_About this exercise_
Each entry must be printed again without a single change.

Excerpts from an interface dataset:
• • • •
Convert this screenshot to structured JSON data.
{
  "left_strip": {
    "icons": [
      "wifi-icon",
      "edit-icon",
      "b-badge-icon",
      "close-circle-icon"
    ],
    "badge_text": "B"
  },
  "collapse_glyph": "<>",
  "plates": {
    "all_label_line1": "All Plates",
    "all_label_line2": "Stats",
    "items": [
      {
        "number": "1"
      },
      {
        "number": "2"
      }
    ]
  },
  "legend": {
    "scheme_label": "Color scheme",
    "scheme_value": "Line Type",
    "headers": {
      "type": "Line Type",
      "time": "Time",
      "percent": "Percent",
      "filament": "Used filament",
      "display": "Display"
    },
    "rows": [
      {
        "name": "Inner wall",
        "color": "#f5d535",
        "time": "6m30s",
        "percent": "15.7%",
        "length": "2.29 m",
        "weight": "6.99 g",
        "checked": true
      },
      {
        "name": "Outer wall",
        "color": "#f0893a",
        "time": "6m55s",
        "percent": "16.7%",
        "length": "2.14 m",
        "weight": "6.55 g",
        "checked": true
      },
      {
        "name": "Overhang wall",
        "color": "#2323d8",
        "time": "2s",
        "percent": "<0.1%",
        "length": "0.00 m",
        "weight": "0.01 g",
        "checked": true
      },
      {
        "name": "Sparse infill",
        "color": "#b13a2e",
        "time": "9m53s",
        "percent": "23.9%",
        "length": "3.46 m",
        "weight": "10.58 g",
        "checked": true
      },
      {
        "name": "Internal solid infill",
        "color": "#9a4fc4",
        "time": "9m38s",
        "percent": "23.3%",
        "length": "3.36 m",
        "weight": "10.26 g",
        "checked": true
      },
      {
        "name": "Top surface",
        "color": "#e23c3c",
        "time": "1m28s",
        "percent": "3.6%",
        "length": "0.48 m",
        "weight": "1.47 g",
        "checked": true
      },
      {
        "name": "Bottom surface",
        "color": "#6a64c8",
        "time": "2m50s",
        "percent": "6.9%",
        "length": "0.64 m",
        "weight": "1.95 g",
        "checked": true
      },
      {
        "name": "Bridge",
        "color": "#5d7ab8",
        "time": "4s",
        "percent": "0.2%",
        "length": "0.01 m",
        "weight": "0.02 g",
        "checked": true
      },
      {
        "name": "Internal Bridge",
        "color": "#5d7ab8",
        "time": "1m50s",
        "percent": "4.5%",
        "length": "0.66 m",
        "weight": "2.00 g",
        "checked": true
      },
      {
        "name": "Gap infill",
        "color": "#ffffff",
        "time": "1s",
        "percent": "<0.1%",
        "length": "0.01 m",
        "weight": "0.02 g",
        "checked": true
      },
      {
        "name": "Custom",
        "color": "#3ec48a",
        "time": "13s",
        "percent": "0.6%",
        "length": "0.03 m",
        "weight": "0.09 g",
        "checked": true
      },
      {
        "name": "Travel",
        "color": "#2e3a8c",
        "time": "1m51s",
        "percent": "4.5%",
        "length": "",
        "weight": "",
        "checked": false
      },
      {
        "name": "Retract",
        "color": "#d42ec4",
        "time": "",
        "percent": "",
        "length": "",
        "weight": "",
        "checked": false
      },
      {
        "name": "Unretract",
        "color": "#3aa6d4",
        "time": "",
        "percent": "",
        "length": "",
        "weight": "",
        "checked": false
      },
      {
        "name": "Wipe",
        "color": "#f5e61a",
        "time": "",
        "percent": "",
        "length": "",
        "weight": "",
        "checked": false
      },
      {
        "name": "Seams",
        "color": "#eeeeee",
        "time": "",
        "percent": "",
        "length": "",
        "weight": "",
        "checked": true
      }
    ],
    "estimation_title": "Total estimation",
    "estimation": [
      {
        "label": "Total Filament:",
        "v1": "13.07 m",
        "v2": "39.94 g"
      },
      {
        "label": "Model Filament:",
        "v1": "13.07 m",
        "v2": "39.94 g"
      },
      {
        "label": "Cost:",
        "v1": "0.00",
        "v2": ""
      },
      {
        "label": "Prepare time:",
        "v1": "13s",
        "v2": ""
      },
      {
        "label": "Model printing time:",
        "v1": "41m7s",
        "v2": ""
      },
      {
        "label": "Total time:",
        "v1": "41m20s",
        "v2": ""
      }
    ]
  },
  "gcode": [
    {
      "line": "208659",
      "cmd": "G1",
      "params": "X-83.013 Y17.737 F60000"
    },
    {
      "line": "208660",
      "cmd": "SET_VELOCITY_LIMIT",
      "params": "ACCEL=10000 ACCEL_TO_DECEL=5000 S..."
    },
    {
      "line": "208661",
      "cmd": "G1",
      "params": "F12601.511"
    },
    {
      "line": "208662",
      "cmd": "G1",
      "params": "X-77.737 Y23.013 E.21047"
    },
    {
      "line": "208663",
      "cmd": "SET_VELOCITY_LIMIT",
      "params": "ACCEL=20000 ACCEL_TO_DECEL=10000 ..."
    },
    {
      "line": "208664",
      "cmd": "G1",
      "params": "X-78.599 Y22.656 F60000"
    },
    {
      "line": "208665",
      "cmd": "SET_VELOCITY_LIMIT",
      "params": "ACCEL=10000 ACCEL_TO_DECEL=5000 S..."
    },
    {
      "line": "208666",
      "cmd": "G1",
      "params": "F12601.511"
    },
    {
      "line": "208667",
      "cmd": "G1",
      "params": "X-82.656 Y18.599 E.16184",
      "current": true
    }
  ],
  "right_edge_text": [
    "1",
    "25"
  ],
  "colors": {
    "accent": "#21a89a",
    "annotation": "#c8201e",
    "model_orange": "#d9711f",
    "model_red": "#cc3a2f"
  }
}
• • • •
_Answer area_
Convert this screenshot to structured JSON data.
{
  "left_strip": {
    "icons": [
      "wifi-icon",
      "edit-icon",
      "b-badge-icon",
      "close-circle-icon"
    ],
    "badge_text": "B"
  },
  "collapse_glyph": "<>",
  "plates": {
    "all_label_line1": "All Plates",
    "all_label_line2": "Stats",
    "items": [
      {
        "number": "1"
      },
      {
        "number": "2"
      }
    ]
  },
  "legend": {
    "scheme_label": "Color scheme",
    "scheme_value": "Line Type",
    "headers": {
      "type": "Line Type",
      "time": "Time",
      "percent": "Percent",
      "filament": "Used filament",
      "display": "Display"
    },
    "rows": [
      {
        "name": "Inner wall",
        "color": "#f5d535",
        "time": "6m30s",
        "percent": "15.7%",
        "length": "2.29 m",
        "weight": "6.99 g",
        "checked": true
      },
      {
        "name": "Outer wall",
        "color": "#f0893a",
        "time": "6m55s",
        "percent": "16.7%",
        "length": "2.14 m",
        "weight": "6.55 g",
        "checked": true
      },
      {
        "name": "Overhang wall",
        "color": "#2323d8",
        "time": "2s",
        "percent": "<0.1%",
        "length": "0.00 m",
        "weight": "0.01 g",
        "checked": true
      },
      {
        "name": "Sparse infill",
        "color": "#b13a2e",
        "time": "9m53s",
        "percent": "23.9%",
        "length": "3.46 m",
        "weight": "10.58 g",
        "checked": true
      },
      {
        "name": "Internal solid infill",
        "color": "#9a4fc4",
        "time": "9m38s",
        "percent": "23.3%",
        "length": "3.36 m",
        "weight": "10.26 g",
        "checked": true
      },
      {
        "name": "Top surface",
        "color": "#e23c3c",
        "time": "1m28s",
        "percent": "3.6%",
        "length": "0.48 m",
        "weight": "1.47 g",
        "checked": true
      },
      {
        "name": "Bottom surface",
        "color": "#6a64c8",
        "time": "2m50s",
        "percent": "6.9%",
        "length": "0.64 m",
        "weight": "1.95 g",
        "checked": true
      },
      {
        "name": "Bridge",
        "color": "#5d7ab8",
        "time": "4s",
        "percent": "0.2%",
        "length": "0.01 m",
        "weight": "0.02 g",
        "checked": true
      },
      {
        "name": "Internal Bridge",
        "color": "#5d7ab8",
        "time": "1m50s",
        "percent": "4.5%",
        "length": "0.66 m",
        "weight": "2.00 g",
        "checked": true
      },
      {
        "name": "Gap infill",
        "color": "#ffffff",
        "time": "1s",
        "percent": "<0.1%",
        "length": "0.01 m",
        "weight": "0.02 g",
        "checked": true
      },
      {
        "name": "Custom",
        "color": "#3ec48a",
        "time": "13s",
        "percent": "0.6%",
        "length": "0.03 m",
        "weight": "0.09 g",
        "checked": true
      },
      {
        "name": "Travel",
        "color": "#2e3a8c",
        "time": "1m51s",
        "percent": "4.5%",
        "length": "",
        "weight": "",
        "checked": false
      },
      {
        "name": "Retract",
        "color": "#d42ec4",
        "time": "",
        "percent": "",
        "length": "",
        "weight": "",
        "checked": false
      },
      {
        "name": "Unretract",
        "color": "#3aa6d4",
        "time": "",
        "percent": "",
        "length": "",
        "weight": "",
        "checked": false
      },
      {
        "name": "Wipe",
        "color": "#f5e61a",
        "time": "",
        "percent": "",
        "length": "",
        "weight": "",
        "checked": false
      },
      {
        "name": "Seams",
        "color": "#eeeeee",
        "time": "",
        "percent": "",
        "length": "",
        "weight": "",
        "checked": true
      }
    ],
    "estimation_title": "Total estimation",
    "estimation": [
      {
        "label": "Total Filament:",
        "v1": "13.07 m",
        "v2": "39.94 g"
      },
      {
        "label": "Model Filament:",
        "v1": "13.07 m",
        "v2": "39.94 g"
      },
      {
        "label": "Cost:",
        "v1": "0.00",
        "v2": ""
      },
      {
        "label": "Prepare time:",
        "v1": "13s",
        "v2": ""
      },
      {
        "label": "Model printing time:",
        "v1": "41m7s",
        "v2": ""
      },
      {
        "label": "Total time:",
        "v1": "41m20s",
        "v2": ""
      }
    ]
  },
  "gcode": [
    {
      "line": "208659",
      "cmd": "G1",
      "params": "X-83.013 Y17.737 F60000"
    },
    {
      "line": "208660",
      "cmd": "SET_VELOCITY_LIMIT",
      "params": "ACCEL=10000 ACCEL_TO_DECEL=5000 S..."
    },
    {
      "line": "208661",
      "cmd": "G1",
      "params": "F12601.511"
    },
    {
      "line": "208662",
      "cmd": "G1",
      "params": "X-77.737 Y23.013 E.21047"
    },
    {
      "line": "208663",
      "cmd": "SET_VELOCITY_LIMIT",
      "params": "ACCEL=20000 ACCEL_TO_DECEL=10000 ..."
    },
    {
      "line": "208664",
      "cmd": "G1",
      "params": "X-78.599 Y22.656 F60000"
    },
    {
      "line": "208665",
      "cmd": "SET_VELOCITY_LIMIT",
      "params": "ACCEL=10000 ACCEL_TO_DECEL=5000 S..."
    },
    {
      "line": "208666",
      "cmd": "G1",
      "params": "F12601.511"
    },
    {
      "line": "208667",
      "cmd": "G1",
      "params": "X-82.656 Y18.599 E.16184",
      "current": true
    }
  ],
  "right_edge_text": [
    "1",
    "25"
  ],
  "colors": {
    "accent": "#21a89a",
    "annotation": "#c8201e",
    "model_orange": "#d9711f",
    "model_red": "#cc3a2f"
  }
}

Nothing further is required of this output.